Though Labor Day is historically rooted in a promotion of the American labor movement and trade unions in the late 19th century, it has since become a universally accepted celebration of the “social and economic achievements of the American worker… (and to) the contributions workers have made to the strength, prosperity, and well-being of our country.”
But why exactly do we celebrate our work? And, maybe more importantly, why should we celebrate our work?
As we reflect on all the goodness brought by the innovative and industrious production of American labor, there is cause enough for a day of celebration. However, there are more fundamental reasons to honor workers. It is typical in our culture to focus on us as individuals and our independent accomplishments and pride. But there are better and truer motives for our labor that provide a beautiful and sustaining foundation for appreciating work itself and those who do the labor.
God is a Worker
We find meaning and purpose to work itself in the creator of work and the nature of that creator. One of the first descriptions of God all the way back in Genesis 1 has him doing the “work” of creating. It explicitly mentions him as the “maker” of things, reflecting on “everything that he had made,” describing it as “very good,” (Gen. 1:31) and then resting “from all the work that he had done.” (Gen 2:2)
This establishes God in his nature as a worker, that work itself is good, and that reflection and rest on labor’s accomplishments are appropriate.
We are Workers
The same passage that describes God as a worker also describes humans as “made in his own image.” (Gen. 1:27). The obvious implication of humanity reflecting God’s image in this passage is to see that creativity, work, and producing things of the world will be fundamentally a part of our nature and existence. And this is exactly what is affirmed in the following passages where the task is given to “work the ground” (Gen. 2:5, 15), name the animals (Gen. 2:19), “fill the earth and subdue it” (Gen. 1:28) in as benevolent steward/ruler over God’s good world.
When we reflect on the labor of our time and culture, we hear the echoes of both who we were created to be and the reflected nature of God to labor as something inescapably a part of who we are. I often see it when I walk the streets of my suburban neighborhood with the variations of designs house by house, the tended gardens seeking to add a bit of beauty and order, and even the paved street and utility poles bringing resources to us for transportation, communication, and basic life needs. And I also see it in the massive metropolis in our downtown Los Angeles skyline symbolizing many of the driving engines of our economy and commerce as it churns away day after day.
Of course all these images of our labor and productive lives are riddled with brokenness and instances of injustice and impoverishment as well. They remain far from the goodness and potential God desires and will one day bring in fullness and completion in the New Heavens and New Earth.
But this should not prevent us from rejoicing, reflecting, and resting in the goodness and accomplishments God has allowed through those who yet bear his image.
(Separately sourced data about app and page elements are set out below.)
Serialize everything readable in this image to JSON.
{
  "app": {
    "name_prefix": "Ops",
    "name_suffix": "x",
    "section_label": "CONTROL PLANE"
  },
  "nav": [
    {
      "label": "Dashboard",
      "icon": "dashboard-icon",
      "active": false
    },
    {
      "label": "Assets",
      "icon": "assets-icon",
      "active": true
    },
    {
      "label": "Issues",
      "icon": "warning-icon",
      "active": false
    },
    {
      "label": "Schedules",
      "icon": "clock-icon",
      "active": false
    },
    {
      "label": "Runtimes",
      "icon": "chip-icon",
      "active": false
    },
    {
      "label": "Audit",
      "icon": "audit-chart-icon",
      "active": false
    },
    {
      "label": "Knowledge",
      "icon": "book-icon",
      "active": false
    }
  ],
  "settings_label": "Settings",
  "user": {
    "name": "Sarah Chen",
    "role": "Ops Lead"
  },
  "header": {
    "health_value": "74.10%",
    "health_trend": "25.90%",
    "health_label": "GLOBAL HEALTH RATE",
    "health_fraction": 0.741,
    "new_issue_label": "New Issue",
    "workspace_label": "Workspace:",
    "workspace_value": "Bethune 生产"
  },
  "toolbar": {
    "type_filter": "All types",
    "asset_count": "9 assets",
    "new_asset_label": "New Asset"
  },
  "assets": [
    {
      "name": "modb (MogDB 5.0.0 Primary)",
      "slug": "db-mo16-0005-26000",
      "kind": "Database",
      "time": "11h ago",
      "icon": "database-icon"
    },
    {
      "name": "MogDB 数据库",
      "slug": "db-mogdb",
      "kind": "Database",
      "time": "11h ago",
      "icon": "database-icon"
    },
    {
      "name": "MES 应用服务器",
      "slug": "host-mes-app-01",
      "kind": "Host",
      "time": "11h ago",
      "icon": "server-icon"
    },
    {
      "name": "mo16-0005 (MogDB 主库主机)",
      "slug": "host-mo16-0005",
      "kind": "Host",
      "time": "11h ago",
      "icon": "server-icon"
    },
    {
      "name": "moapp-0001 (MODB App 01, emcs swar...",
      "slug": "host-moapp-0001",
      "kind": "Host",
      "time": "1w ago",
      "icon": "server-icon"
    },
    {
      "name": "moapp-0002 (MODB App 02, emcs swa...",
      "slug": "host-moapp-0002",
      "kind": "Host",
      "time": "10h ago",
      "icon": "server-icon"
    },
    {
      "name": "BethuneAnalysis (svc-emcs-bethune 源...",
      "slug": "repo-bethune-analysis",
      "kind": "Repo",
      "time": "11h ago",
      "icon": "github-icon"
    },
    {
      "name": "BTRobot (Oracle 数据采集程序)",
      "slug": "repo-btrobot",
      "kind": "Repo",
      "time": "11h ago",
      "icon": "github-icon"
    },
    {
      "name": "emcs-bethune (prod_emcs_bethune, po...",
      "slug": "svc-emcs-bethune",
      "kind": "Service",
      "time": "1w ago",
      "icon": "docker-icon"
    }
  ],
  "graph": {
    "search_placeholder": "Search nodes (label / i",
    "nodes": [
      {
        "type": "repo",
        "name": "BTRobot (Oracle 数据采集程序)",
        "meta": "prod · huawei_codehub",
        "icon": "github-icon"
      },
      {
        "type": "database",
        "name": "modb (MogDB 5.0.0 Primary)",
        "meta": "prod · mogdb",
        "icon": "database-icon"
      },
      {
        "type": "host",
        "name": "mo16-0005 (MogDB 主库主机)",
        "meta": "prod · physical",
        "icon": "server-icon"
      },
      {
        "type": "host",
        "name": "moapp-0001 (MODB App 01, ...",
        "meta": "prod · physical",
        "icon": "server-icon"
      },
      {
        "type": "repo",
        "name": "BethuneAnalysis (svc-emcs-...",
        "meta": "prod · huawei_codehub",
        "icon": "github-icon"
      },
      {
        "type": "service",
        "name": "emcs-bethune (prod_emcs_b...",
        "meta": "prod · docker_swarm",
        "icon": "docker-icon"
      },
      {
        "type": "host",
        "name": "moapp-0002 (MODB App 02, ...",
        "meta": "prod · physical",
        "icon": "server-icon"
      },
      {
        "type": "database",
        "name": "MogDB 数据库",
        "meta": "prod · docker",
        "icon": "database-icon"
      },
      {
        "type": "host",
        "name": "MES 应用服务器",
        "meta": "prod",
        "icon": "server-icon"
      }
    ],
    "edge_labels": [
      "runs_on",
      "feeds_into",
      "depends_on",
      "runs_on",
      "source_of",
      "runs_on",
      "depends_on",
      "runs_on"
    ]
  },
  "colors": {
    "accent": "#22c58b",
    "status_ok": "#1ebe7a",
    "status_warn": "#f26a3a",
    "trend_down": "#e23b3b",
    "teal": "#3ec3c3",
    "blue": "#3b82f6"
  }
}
All of us, both Christians and non-Christians, fulfill in partial and measured ways, his good purpose for the world through our work.
Be grateful this Labor Day and say a prayer for God to better reflect his good nature through your good labor.
“Let the favor of the Lord our God be upon us, and establish the work of our hands upon us; yes, establish the work of our hands!” (Psalm 90:17)
Steve Lindsey is the Executive Director of the Center for Faith & Work Los Angeles. As an engineer at Boeing for nearly 40 years, he often worked towards seeing how his work served God’s greater purpose for the world. He and his wife Margaret established the CFWLA in 2017 to help people reframe vocation and understand how all work, no matter the industry, has meaning and purpose.